Defense 'not Desert Swarm anymore'

By Craig Sanders
Arizona Daily Wildcat
September 9, 1996

The Associated Press
Arizona Daily Wildcat

Arizona defensive lineman Daniel (48) Greer applies pressure to Iowa quarterback Matt Sherman. The Wildcats hassled Sherman all day, sacking him six times.


IOWA CITY, Iowa - Perhaps Arizona defensive lineman Joe Salave'a said it best.

"We're not the Desert Swarm anymore, but we are still a good defense," Salave'a said after the Wildcats' 21-20 loss to Iowa on Saturday.

Arizona's defense especially showed that all is not lost this season. Yet even though the Wildcats are far from dead, they still have some work to do before they can share any nicknames with defenses from the past.

"Our team is hurting, but we're still breathing," UA head coach Dick Tomey said.

For critics, Arizona's failure to stop Iowa from running down more than seven minutes of clock at the end of the fourth quarter proves that opponents can now push the Wildcat defense around. Yet for a young defense, it also proved it could hold its own ag ainst an offense that many predicted would be explosive this season.

All of Iowa's 21 points came off of turnovers, including a fumble recovery in the end zone. And even though the Hawkeyes' Heisman Trophy candidate Sedrick Shaw did run for 115 yards on 23 carries, Arizona allowed only 123 net yards rushing and 81 yards pa ssing for the game.
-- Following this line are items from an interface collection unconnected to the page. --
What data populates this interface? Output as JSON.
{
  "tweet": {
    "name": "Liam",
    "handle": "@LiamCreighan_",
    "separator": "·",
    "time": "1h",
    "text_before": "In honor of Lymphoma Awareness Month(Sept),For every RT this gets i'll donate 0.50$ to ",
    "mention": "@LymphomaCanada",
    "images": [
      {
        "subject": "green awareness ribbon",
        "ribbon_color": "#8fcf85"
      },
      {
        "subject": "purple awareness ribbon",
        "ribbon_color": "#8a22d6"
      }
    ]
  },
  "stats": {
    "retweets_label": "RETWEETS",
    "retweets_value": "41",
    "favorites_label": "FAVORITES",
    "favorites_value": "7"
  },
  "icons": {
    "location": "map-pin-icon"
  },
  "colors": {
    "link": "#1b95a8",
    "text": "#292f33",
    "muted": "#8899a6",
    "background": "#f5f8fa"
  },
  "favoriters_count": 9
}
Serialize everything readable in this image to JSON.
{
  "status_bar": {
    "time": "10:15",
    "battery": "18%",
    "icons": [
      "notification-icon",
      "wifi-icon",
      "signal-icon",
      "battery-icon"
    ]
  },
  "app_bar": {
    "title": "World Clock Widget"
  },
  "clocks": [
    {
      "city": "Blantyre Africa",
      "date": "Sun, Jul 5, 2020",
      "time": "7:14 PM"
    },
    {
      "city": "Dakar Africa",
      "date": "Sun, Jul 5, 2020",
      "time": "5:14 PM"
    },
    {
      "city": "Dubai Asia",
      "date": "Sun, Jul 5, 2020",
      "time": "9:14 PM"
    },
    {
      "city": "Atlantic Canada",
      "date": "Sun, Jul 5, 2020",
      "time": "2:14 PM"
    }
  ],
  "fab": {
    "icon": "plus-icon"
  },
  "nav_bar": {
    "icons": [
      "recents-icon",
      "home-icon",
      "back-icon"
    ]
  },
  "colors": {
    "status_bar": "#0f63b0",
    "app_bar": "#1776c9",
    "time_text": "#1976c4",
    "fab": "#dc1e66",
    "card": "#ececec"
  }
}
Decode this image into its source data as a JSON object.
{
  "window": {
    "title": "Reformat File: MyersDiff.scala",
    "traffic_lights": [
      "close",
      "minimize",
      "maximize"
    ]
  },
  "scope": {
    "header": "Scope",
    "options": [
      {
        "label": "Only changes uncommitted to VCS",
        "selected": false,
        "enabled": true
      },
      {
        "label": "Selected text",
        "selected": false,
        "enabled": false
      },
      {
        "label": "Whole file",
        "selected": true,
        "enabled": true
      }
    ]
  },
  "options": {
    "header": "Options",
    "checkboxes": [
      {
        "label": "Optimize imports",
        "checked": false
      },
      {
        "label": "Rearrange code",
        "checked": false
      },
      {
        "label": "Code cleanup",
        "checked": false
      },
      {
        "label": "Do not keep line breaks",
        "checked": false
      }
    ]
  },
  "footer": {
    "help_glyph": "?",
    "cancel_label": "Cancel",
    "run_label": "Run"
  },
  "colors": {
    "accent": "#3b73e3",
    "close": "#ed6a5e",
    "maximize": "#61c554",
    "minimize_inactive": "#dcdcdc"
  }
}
"We didn't stop them in the end, and that is obviously the key," Tomey said. "But we didn't play bad defense as a whole."

The UA defense also proved it could make big plays, sacking Iowa quarterback Matt Sherman six times and making 14 tackles for a loss.

In the third quarter, Salave'a sacked Sherman and forced a fumble that was scooped up by defensive tackle Steve Tafua and returned 20 yards. The play led to a 39-yard field goal by senior Matt Peyton. It also conjured images of the old defense.

"We made some big plays, but we have to make more of them if we want to win," Salave'a said.

The defense remains the heart and soul of the Wildcat philosophy. As has been common in the Tomey era at Arizona, UA won the coin toss but elected to put the defense on the field first.

"We still know our defense can do the job," Tomey said. "We showed we had a better pass rush today, but we are still finding out about ourselves. The jury is still out on whether we have a good defense or not."

That means Arizona will have a lot to work on before entering Pacific 10 Conference play. The Wildcats will have to shore up their running game, continue to put pressure on the quarterback, and - most importantly - play big when it counts the most.

"We are really going to concentrate on getting better," UA linebacker Armon Williams said. "This is a game we could have had if we had done our jobs."